An automatic stay is created when a person files for bankruptcy under either Chapter 7 or Chapter 13.
While it is in effect, creditors cannot: • Try to bring a claim against you
• Try to enforce a judgment against you
• Try to gain property from you
• Try to create, protect or enforce any sort of lien against you
• Try to collect debts from you
In short, while you are protected by the automatic stay, you are safe from creditors. If they violate this stay, then they are liable for damages. It is important to give your creditors notice that you filed, so as to prevent them from harassing you as quickly as possible.
This protection is not absolute, unfortunately. It does not protect you against:
• criminal proceedings
• family support obligations
• losing a license
• creditors collecting from property that is not part of your estate
• the interception of a tax refund
• tax audits, being given notice of tax deficiency, demands for tax returns, or demands for payment of taxes (this only works on taxes that are not discharged)
The stay remains in effect until:
• the case is closed or dismissed
• discharge is granted or denied under Chapter 7 bankruptcy
• the property with a claim on it is no longer part of the estate
• the court acknowledges a request from a creditor to release the stay
In a Chapter 7 bankruptcy, the stay is replaced by a permanent injunction when the case is discharged, as part of the total discharge of debt. In a Chapter 13 bankruptcy, the stay remains until the completion of the Chapter 13 plan.
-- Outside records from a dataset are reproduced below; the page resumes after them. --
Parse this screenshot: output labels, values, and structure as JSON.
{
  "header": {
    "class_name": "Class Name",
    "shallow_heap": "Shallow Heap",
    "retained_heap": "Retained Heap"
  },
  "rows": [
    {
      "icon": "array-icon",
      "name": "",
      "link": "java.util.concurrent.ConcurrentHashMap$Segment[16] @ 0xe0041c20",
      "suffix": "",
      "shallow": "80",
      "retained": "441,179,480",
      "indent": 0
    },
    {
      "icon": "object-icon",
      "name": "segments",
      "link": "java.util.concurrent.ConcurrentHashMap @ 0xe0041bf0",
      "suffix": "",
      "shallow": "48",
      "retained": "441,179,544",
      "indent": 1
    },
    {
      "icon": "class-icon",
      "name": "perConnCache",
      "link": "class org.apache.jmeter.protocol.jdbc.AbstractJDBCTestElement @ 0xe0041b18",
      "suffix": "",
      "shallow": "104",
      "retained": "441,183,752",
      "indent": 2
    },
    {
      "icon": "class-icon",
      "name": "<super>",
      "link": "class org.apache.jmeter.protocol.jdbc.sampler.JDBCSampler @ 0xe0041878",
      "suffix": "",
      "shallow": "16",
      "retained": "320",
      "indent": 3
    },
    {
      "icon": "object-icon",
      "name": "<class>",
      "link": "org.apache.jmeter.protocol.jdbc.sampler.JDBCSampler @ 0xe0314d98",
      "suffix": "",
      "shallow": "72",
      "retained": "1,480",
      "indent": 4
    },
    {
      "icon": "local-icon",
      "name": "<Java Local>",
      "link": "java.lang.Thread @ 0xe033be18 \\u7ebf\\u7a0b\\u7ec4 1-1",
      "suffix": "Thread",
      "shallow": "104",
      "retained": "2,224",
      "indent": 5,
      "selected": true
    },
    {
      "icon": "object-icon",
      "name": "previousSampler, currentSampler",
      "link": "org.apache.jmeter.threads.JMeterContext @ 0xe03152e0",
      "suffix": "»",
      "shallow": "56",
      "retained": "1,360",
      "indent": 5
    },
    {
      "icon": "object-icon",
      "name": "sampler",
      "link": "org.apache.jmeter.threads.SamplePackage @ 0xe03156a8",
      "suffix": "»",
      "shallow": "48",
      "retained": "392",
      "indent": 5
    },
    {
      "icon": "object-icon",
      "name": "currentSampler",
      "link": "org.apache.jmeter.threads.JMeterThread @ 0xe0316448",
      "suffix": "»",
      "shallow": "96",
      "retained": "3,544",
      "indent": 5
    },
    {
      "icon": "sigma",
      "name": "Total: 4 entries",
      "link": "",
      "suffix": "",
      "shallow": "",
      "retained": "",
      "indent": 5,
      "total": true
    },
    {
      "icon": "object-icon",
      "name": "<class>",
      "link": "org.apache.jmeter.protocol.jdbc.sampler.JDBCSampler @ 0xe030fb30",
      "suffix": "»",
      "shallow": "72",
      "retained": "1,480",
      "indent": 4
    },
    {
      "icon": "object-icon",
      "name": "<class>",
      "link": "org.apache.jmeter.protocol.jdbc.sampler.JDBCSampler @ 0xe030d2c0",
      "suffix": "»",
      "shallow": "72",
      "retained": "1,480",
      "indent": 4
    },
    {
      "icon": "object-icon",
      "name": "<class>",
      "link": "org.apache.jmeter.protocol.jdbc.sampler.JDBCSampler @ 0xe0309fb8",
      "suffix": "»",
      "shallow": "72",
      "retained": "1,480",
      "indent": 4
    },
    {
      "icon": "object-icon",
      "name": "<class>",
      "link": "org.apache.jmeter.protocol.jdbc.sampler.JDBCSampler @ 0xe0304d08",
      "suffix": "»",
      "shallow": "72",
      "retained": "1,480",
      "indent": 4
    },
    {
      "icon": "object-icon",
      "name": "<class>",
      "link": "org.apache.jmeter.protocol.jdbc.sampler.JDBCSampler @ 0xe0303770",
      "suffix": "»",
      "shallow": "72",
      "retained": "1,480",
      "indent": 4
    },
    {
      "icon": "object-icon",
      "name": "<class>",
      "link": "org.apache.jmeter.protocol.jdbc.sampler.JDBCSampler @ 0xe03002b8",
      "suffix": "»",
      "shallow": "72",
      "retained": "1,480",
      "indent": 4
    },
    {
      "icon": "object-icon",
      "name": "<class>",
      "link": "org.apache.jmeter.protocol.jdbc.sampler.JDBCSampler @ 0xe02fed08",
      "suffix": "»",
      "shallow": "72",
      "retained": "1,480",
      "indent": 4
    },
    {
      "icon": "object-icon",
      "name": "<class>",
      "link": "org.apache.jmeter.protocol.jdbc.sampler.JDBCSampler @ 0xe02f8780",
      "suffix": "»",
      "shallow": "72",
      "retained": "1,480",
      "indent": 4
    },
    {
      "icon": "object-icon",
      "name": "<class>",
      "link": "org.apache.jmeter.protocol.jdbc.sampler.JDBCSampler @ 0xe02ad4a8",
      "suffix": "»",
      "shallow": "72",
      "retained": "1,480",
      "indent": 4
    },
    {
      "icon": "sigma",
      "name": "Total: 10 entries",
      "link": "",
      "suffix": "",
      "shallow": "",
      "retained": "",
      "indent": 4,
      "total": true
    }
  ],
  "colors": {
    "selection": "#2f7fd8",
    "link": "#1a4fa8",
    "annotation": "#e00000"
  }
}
If you had filed once already this year and had it dismissed, then the stay is limited to 30 days. If you have filed at least twice this year and they were both dismissed, then you do not get a stay.